collection firm to court to stop them using Facebook to chase up
car finance repayments.

She claims the company, as well as
telephoning her up to 20 times a day, contacted her sister and
other relatives via Facebook in order to get her to pay up.

Now she is trying to set a
precedent for the courts to keep debt collectors off social sites,
with her lawyer describing the facebook posts as starting “a domino
effect of panic and embarrassment”.

All very well, but did she pay?

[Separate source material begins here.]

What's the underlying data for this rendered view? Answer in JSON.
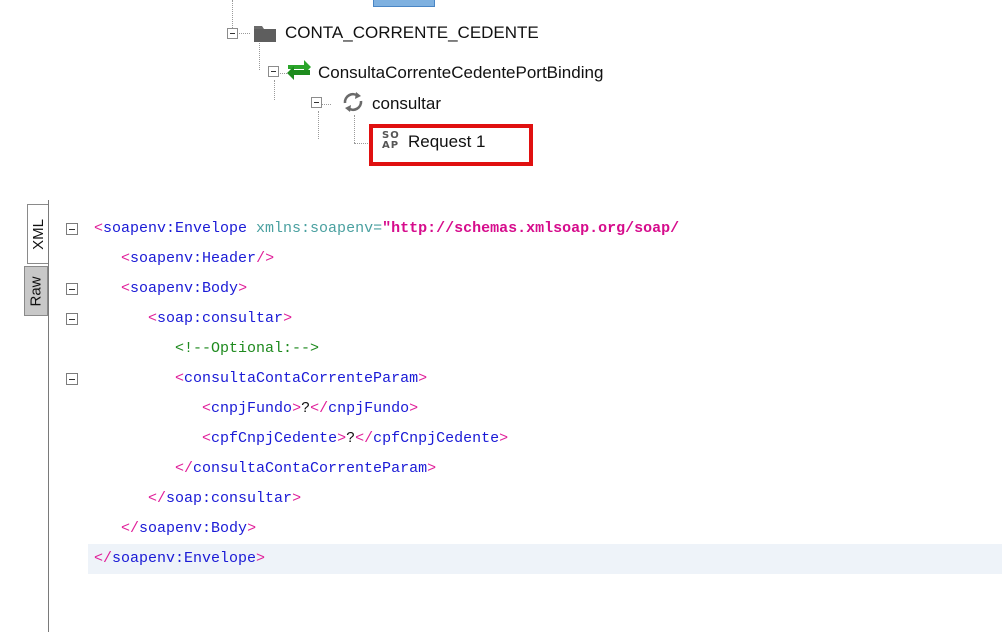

If
so, then it looks horribly like the collector’s tactics worked
quite well.


Timing is

Picture of an Irish flag button badgeA touch of
irony here – as Ireland goes to Europe for the inevitable bailout
and its government publishes the most brutal budget in the nation’s
history, luxury car firm BMW announces it will set up shop with its
financial services arm in the Republic.

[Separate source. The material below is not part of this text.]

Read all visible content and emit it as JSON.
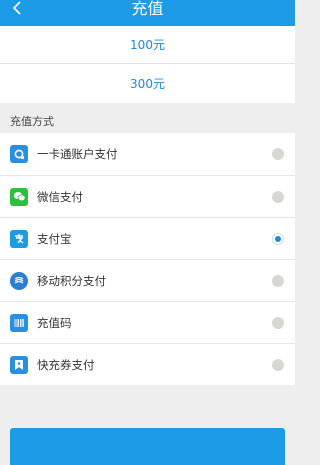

Previously, finance for BMW and
Mini at the group’s 12 Irish dealerships had been handled by
Permanent TSB, but this set up came to an end earlier this

To be fair, the move actually makes
a great deal of sense – with so many lenders having withdrawn from
the Irish car market, potential BMW buyers will be crying out for a
source of finance.

And with BMW’s track record in
handling multi-make finance, there’s no reason why the lender
couldn’t branch out and take a slice of the non-BMW market too.


The winner

And speaking of BMW multi-make

Alphera, the group’s “brand
agnostic” retail finance arm, just announced a 230% increase in new
contracts in 2010 over 2009, and a network of dealer and broker
partners grown by over 150% since 2008.

The news came at the company’s
fourth annual Partner Forum, held at Chester in late November, and
was followed by a distribution of awards from the funder for its
most valuable partners.

The Dealer Partner of the Year
Award went to Westover Group, while Alphera’s 2010 Broker Partner
of the Year was named as DSG Financial Services. James Long of
Alphera was named as the company’s Business Development Manager of
the Year.


It’s all downhill from

It seemed like a good idea to start
having a ‘Car of the month’ feature here on the back page, but it
was perhaps a poor decision to start in a month where most of the
UK’s roads were covered in compacted grey snow.

As such, this month’s honour will
be given to a sledge. A sledge made by Porsche.

You might not believe that what
looks like the unloved child of an office chair and a stepladder
could be worth £330. Nevertheless, that is what this aluminium
beauty will set you back if you truly want to be the envy of your
peers (at least in terms in prestige sliding objects.)

Still, according to Porsche’s UK
website, it is “ready for use within seconds”, “UV-resistant” and
“tested by German safety standards agency”.

Buy one and pretend it’s for the kids.

Picture of a Porsche sledge